Even celebrities, though, soon realize that family life is hard, harder than it’s been sold to them.

But the other beautiful truth is that after the first bleary weeks and months, your life starts to shape itself to the new rhythm. You won’t notice it at first because you are busy changing diapers and reading about how to cut toenails and trying to take 20-minute naps and generally being deep-down miserable to the core of your existence.

But slowly, your baby will start to sleep three hours, then four, then five, then, miraculously, you will put your head down and wake up six hours later and panic, thinking that something was wrong. But really, your baby is no longer a newborn, and is sleeping through the night.  And it’s then that you really get nostalgic about infanthood and how small and quiet your baby used to be.

The truth is, that the truth is hard.  It is not all absolutes. It is possible to have an extremely hard time adjusting to parenthood, as has been the case for millennia, and still be a good parent. It is possible to be completely disoriented and loopy the first time you are handed this package, your son or daughter, and not know what to do. It is possible not to feel like a mother or father until well after you leave the hospital and have saved the bracelet for your scrapbook (or not! you don’t need to have a scrapbook to be a good parent). Don’t let society tell you otherwise.

The truth is a slow, building crescendo of appreciation and love for your baby. You don’t learn to parent the minute your baby is born and you don’t have to make proclamations out of the gate. This thing, this growing of love and protection, is something that can only happen through days and hours of crying, of learning, of actively and constantly being there and helping your baby make sense of the world.

What you feel and exclaim the first couple days is an important experience, but removed from the whole – you are running on fumes, and a strange kind of high that you won’t be able to understand until much later.  You learn the real process of connecting to another human not the first time you meet your baby, with the Facebook announcement post or the tweet, but minute by minute and hour by hour, diaper by diaper, bottle by bottle. You have the right to be deliriously happy.
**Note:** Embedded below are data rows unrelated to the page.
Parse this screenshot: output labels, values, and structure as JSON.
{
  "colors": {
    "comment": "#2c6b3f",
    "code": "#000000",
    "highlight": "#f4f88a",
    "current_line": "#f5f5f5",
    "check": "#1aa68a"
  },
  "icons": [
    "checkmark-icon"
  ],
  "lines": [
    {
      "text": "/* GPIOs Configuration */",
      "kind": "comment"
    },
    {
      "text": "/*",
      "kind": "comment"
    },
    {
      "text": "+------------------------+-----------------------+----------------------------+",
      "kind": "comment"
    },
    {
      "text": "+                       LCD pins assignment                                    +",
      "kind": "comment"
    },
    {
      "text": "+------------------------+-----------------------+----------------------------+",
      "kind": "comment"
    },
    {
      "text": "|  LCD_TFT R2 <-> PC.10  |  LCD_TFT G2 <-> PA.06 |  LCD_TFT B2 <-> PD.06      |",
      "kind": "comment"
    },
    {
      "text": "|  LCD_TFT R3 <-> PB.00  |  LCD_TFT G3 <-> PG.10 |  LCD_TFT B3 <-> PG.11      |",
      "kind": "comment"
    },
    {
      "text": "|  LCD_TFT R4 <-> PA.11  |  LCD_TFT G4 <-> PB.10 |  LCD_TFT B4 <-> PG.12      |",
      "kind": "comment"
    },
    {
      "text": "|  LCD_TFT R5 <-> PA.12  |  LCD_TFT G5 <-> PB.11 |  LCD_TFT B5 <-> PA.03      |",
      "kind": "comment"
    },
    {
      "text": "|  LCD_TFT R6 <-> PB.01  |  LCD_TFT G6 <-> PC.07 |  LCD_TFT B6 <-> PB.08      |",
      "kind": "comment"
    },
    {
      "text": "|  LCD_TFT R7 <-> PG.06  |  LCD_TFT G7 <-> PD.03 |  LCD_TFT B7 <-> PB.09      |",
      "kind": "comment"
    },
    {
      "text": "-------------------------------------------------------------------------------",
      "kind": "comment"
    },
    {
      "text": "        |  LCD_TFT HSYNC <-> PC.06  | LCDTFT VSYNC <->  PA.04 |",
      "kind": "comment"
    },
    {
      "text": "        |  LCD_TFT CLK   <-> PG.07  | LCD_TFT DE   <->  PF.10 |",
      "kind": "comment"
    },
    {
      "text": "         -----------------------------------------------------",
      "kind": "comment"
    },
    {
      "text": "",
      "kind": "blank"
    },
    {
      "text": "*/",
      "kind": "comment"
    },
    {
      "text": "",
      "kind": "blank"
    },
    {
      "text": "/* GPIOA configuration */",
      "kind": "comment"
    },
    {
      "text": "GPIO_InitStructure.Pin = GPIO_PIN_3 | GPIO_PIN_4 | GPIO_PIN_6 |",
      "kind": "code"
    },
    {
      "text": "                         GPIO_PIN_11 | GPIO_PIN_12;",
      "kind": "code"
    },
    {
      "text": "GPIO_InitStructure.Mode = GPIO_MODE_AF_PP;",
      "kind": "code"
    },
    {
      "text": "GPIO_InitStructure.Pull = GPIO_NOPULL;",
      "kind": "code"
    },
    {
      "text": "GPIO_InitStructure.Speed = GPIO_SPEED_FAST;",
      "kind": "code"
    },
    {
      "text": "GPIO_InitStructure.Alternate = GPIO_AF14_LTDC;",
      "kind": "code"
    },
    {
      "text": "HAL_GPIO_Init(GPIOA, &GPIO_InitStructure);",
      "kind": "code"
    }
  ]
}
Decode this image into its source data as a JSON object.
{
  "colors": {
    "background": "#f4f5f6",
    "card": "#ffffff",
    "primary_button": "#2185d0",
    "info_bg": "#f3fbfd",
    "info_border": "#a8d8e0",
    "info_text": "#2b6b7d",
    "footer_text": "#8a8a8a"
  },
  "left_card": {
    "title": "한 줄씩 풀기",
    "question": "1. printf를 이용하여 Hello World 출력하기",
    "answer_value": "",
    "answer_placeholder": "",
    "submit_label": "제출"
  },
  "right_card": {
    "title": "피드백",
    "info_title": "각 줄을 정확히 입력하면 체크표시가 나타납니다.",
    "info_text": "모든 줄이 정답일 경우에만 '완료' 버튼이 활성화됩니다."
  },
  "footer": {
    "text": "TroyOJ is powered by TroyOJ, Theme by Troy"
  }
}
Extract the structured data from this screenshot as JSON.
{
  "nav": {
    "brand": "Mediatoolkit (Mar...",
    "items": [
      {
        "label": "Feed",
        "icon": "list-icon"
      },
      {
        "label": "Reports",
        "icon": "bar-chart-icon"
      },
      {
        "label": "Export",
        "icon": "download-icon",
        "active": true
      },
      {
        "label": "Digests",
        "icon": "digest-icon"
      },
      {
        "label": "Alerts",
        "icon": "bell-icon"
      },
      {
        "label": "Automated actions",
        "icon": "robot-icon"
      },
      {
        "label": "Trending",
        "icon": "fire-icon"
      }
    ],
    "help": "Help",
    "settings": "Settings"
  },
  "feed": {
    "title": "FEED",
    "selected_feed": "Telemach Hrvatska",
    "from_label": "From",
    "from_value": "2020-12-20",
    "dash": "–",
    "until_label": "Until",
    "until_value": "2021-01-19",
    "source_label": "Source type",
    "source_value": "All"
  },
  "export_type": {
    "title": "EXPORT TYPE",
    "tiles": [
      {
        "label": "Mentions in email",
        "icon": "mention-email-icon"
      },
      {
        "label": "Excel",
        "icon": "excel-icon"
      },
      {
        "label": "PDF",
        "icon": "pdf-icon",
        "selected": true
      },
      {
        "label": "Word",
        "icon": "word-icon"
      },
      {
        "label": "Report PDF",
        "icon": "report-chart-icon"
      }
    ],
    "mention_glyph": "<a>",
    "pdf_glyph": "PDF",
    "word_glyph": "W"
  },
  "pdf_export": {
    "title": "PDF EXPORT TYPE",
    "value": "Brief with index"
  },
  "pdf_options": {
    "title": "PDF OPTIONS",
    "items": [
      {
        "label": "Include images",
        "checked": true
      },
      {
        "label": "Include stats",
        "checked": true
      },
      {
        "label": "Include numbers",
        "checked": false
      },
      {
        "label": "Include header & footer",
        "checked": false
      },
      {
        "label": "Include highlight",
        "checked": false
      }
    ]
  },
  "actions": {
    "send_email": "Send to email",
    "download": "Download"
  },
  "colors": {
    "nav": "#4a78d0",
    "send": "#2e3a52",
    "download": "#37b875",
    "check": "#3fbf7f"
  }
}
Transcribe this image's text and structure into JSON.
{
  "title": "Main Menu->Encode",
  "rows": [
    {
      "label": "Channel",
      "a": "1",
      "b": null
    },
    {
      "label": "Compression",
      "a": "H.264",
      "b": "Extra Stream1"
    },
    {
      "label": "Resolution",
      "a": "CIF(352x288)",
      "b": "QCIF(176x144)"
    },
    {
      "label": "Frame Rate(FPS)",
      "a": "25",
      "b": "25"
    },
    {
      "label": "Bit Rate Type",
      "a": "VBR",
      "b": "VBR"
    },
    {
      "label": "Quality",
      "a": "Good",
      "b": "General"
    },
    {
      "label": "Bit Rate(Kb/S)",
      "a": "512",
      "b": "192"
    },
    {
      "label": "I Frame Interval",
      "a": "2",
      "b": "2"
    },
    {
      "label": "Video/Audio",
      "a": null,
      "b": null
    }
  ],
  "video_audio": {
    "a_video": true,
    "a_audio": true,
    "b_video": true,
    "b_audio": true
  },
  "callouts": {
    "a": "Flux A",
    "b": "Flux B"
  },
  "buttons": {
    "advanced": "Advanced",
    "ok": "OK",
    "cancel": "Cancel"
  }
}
But if you’re just overwhelmed by the enormity of the experience that you’ve gone through and need a couple months to process the terrifying fact that you are now responsible for a life that you love unconditionally, that’s fine, too.